A Trichologist Discusses the Root Causes of An Unhealthy Scalp (And How to Combat It)

scalp health
photo by paulynn/iStock/Getty Images Plus

Repeat after me: healthy hair starts with a healthy scalp. This is just one of the many things Dr. Kari Williams, licensed cosmetologist, board-certified trichologist and member of DevaCurl’s Expert Curl Councilemphasizes with her clients and colleagues on a daily basis. Here, she's sharing the root causes of an unhealthy scalp, products to avoid, how to gently broach scalp health with a client and much more. 

First and foremost, what defines an unhealthy scalp?

An unhealthy scalp is characterized by dryness, flaking, itching or excessive build up. The hair may break easily, fall out or the texture of the hair may change.

YOUR WEEKLY NEWSLETTER - FREE

Enjoying this story? Subscribe to the American Salon Newsletter

Get inspirational trends, techniques, tips, education and the latest beauty news delivered right to your inbox! To read on the go, sign up today to get weekly beauty news and updates.

What steps can a client take to ensure a healthy scalp at home? 

Clients should cleanse their scalp regularly. Shampooing the hair is an important part of hygiene, and part of the shampoo process should include: applying shampoo directly to the scalp and using the pads of the fingers to gently lift and remove dirt and build up from the scalp. Clients often forget that the scalp is an extension of the skin, and the same care we give the rest of our body, we should also give to our scalp. So additional healthy scalp practices should include massaging the scalp to increase blood circulation, limiting the use of chemicals on the scalp, using products that are hydrating to help keep the scalp moisturized and maintaining a healthy lifestyle. 

Relating scalp care to skincare, how can clients incorporate scalp care into their daily wellness routines? 

On a daily basis, the easiest thing clients can do for scalp health is to gently massage the scalp regularly to maintain healthy blood circulation and deliver nutrients to hair follicles that will promote hair growth. Additionally, focus on activities that promote overall health and well-being such as boosting nutrient intake with supplements, exercising, drinking lots of water and eating lots of healthy foods.

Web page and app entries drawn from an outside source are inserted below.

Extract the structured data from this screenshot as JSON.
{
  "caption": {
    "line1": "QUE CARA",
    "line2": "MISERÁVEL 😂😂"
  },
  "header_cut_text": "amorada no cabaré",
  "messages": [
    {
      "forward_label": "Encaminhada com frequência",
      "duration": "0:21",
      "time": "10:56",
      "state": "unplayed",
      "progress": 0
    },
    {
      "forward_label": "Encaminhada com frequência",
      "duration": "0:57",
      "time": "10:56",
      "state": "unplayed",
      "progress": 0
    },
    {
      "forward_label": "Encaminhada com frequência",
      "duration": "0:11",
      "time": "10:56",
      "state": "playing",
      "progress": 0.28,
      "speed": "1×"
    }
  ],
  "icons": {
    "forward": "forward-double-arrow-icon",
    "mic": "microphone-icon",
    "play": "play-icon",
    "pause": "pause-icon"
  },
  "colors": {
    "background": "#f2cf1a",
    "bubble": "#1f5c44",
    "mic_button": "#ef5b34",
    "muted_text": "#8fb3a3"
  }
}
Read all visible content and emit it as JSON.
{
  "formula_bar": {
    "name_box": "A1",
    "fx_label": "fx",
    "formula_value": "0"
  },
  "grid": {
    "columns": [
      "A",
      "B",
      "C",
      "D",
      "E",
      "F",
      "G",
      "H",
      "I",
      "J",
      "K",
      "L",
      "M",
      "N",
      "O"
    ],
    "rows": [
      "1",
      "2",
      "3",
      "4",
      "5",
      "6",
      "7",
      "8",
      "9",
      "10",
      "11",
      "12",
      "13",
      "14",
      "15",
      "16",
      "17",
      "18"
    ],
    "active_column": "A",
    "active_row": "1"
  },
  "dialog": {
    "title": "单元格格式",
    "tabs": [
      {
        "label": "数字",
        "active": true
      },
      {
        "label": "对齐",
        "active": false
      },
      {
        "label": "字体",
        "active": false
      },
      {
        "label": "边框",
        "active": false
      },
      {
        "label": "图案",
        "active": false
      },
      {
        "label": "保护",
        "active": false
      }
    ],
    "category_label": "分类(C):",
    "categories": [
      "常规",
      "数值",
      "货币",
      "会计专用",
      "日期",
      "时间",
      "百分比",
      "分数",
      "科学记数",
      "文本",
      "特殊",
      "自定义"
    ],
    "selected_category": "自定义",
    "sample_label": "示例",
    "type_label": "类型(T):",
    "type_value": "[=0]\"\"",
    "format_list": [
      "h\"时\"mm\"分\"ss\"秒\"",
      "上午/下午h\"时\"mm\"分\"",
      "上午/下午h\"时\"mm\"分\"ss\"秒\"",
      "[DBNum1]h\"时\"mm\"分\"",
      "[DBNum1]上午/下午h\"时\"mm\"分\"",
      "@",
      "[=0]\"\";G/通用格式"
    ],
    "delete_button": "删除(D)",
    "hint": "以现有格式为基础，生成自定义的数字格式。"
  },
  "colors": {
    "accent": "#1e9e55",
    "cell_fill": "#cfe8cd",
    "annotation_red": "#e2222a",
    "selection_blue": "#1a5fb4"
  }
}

Are there certain products to avoid on the scalp? Certain must-haves?

Avoid products that contain mineral oil, parabens, formaldehyde, alcohol and sodium hydroxide. Always read the ingredient label and make note of any ingredients that you may have sensitivity to, like sulfates and fragrances. Be mindful of products that cause build up and leave residue on the hair. A lot of scalp conditions result from dirt and build up on the scalp. Products that contain humectants like glycerine and aloe vera are definite must-haves. Additionally, products that contain oils like jojoba, argan, coconut, and olive oil are great to help keep the scalp hydrated and lubricated. Vitamin E and B5 are also great to help keep the scalp healthy and have anti-inflammatory properties.

Which scalp conditions are caused by internal vs. external factors and how do you advise clients to address them? 

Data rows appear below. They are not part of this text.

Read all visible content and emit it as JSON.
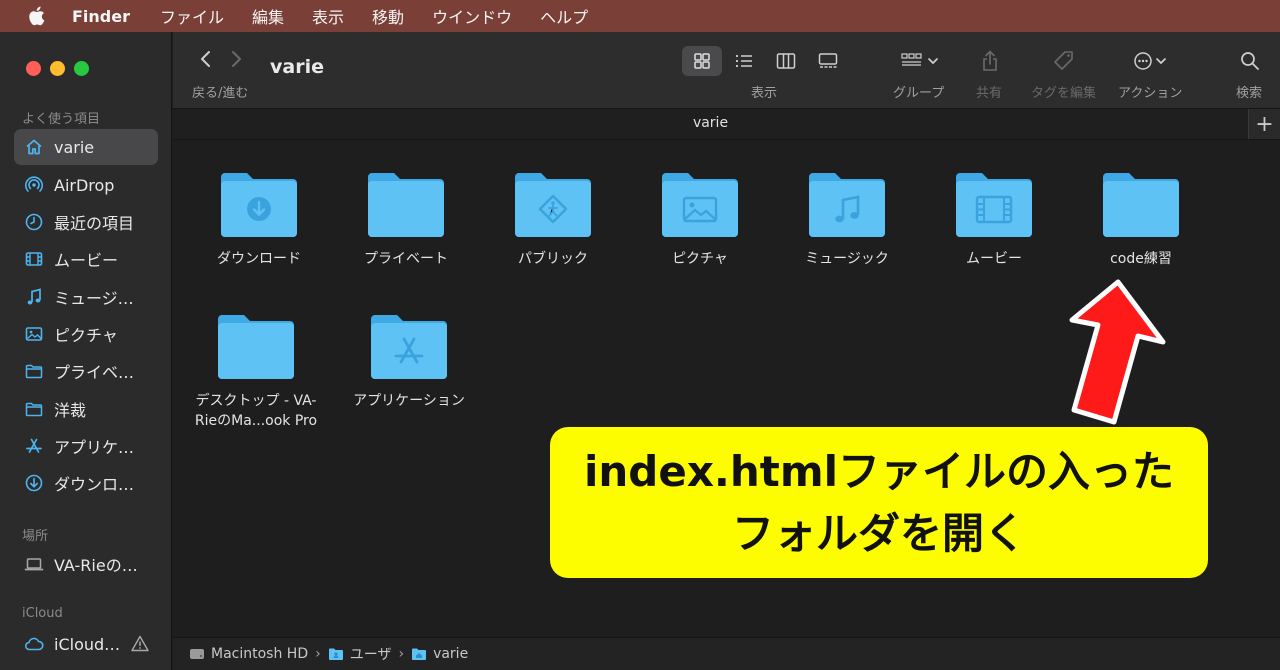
{
  "menubar": {
    "app_name": "Finder",
    "items": [
      "ファイル",
      "編集",
      "表示",
      "移動",
      "ウインドウ",
      "ヘルプ"
    ]
  },
  "sidebar": {
    "favorites_header": "よく使う項目",
    "favorites": [
      {
        "label": "varie",
        "icon": "home-icon",
        "active": true
      },
      {
        "label": "AirDrop",
        "icon": "airdrop-icon"
      },
      {
        "label": "最近の項目",
        "icon": "clock-icon"
      },
      {
        "label": "ムービー",
        "icon": "film-icon"
      },
      {
        "label": "ミュージ…",
        "icon": "music-note-icon"
      },
      {
        "label": "ピクチャ",
        "icon": "photo-icon"
      },
      {
        "label": "プライベ…",
        "icon": "folder-icon"
      },
      {
        "label": "洋裁",
        "icon": "folder-icon"
      },
      {
        "label": "アプリケ…",
        "icon": "app-store-icon"
      },
      {
        "label": "ダウンロ…",
        "icon": "download-icon"
      }
    ],
    "locations_header": "場所",
    "locations": [
      {
        "label": "VA-Rieの…",
        "icon": "laptop-icon"
      }
    ],
    "icloud_header": "iCloud",
    "icloud": [
      {
        "label": "iCloud…",
        "icon": "cloud-icon"
      }
    ]
  },
  "toolbar": {
    "back_forward_label": "戻る/進む",
    "window_title": "varie",
    "view_label": "表示",
    "group_label": "グループ",
    "share_label": "共有",
    "tags_label": "タグを編集",
    "action_label": "アクション",
    "search_label": "検索"
  },
  "tabbar": {
    "title": "varie",
    "add_label": "+"
  },
  "folders": [
    {
      "name": "ダウンロード",
      "glyph": "download"
    },
    {
      "name": "プライベート",
      "glyph": "none"
    },
    {
      "name": "パブリック",
      "glyph": "public"
    },
    {
      "name": "ピクチャ",
      "glyph": "photo"
    },
    {
      "name": "ミュージック",
      "glyph": "music"
    },
    {
      "name": "ムービー",
      "glyph": "film"
    },
    {
      "name": "code練習",
      "glyph": "none"
    },
    {
      "name": "デスクトップ - VA-RieのMa...ook Pro",
      "glyph": "none"
    },
    {
      "name": "アプリケーション",
      "glyph": "apps"
    }
  ],
  "pathbar": {
    "segments": [
      "Macintosh HD",
      "ユーザ",
      "varie"
    ]
  },
  "annotation": {
    "line1": "index.htmlファイルの入った",
    "line2": "フォルダを開く",
    "box_color": "#fdfd00",
    "arrow_color": "#ff1a1a"
  },
  "colors": {
    "folder_blue": "#5ec2f5",
    "menubar_bg": "#7a3f37"
  }
}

Scalp conditions can be caused by a number of internal and external factors, so it’s difficult to classify them. Dry scalp and dandruff can typically be related to external factors like climate changes, product changes or changes to a hair care regimen, but may also be connected to dietary changes and stress. When clients are experiencing any changes in their scalp health, I like to do a full assessment of lifestyle and hair care regimens making note of any changes within six months of the client experiencing any scalp discomfort or hair loss. Factors like stress, medications, dietary changes or hormonal fluctuations can create a delay in the onset of symptoms in the scalp. So some clients can mistake the use of a new product they’ve been using for a couple of weeks as the cause of a scalp condition, when ongoing stress or deciding to become vegetarian three months prior is the real culprit.

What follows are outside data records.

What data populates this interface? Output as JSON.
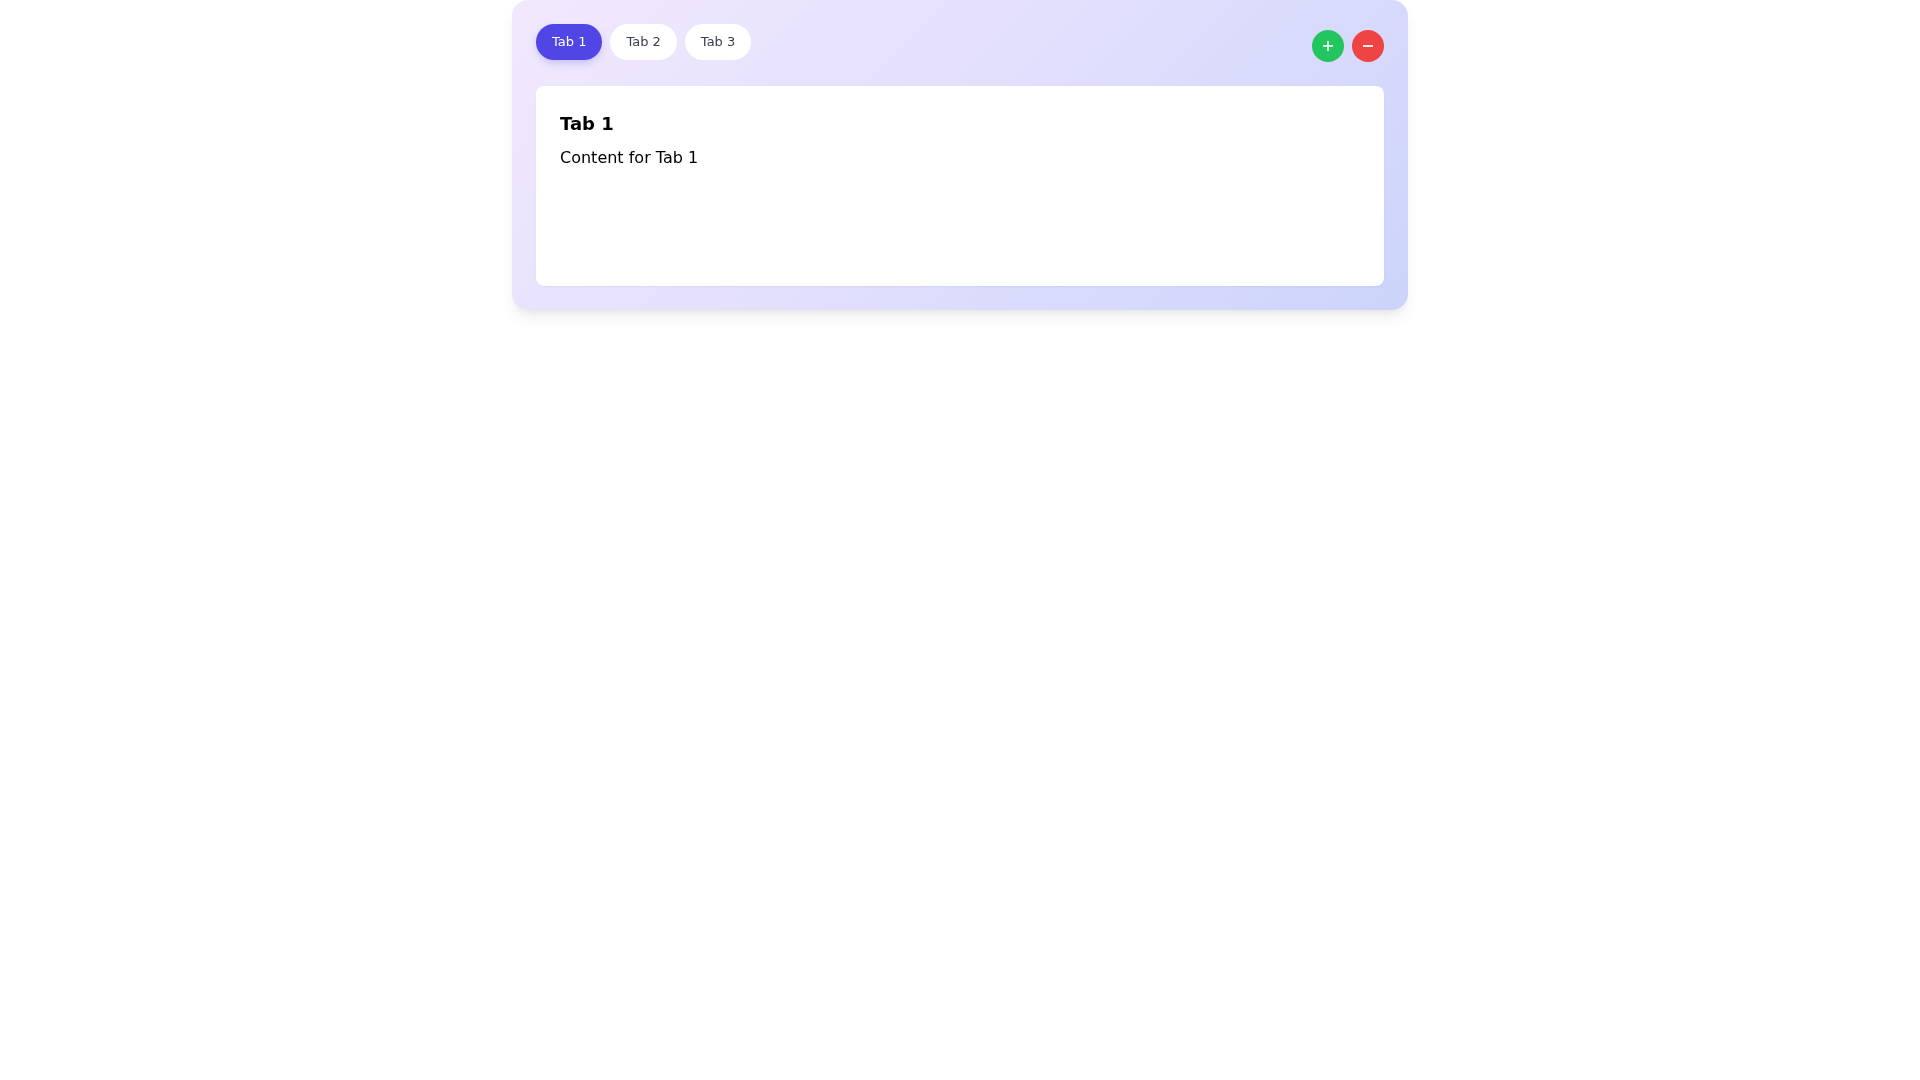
{
  "tabs": [
    {
      "label": "Tab 1",
      "selected": true
    },
    {
      "label": "Tab 2",
      "selected": false
    },
    {
      "label": "Tab 3",
      "selected": false
    }
  ],
  "actions": [
    {
      "kind": "add"
    },
    {
      "kind": "remove"
    }
  ],
  "panel": {
    "title": "Tab 1",
    "content": "Content for Tab 1"
  }
}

Recommendations for clients on how to address their scalp condition will vary based on the cause. Sometimes it’s as simple as incorporating a medicated shampoo into the hair care regimen for a month to relieve symptoms, and sometimes I recommend they consult with a Dermatologist for further medical analysis or a prescription.

How can a hairstylist gently approach the topic of scalp health with a client? 

I like to remind hairstylists that they are their client’s personal hair expert. The client trusts their leadership and guidance when it comes to their hair health. So when it’s time to talk about scalp health, a hairstylist should rely on their experience and training to give them the confidence they need to talk to their clients; keeping in mind that the information they share is beneficial for the overall health of their clients’ hair and scalp.

One way to help guide the conversation about scalp health is to have a couple of questions listed on a consultation form such as: Are you currently experiencing any discomfort in your scalp? Do you experience any itching, flaking or dryness in the scalp? Have you experienced any hair loss or thinning? These types of questions will give a hairstylist much needed information about the current health of their client’s scalp and create an opportunity to discuss causes and recommendations in more detail.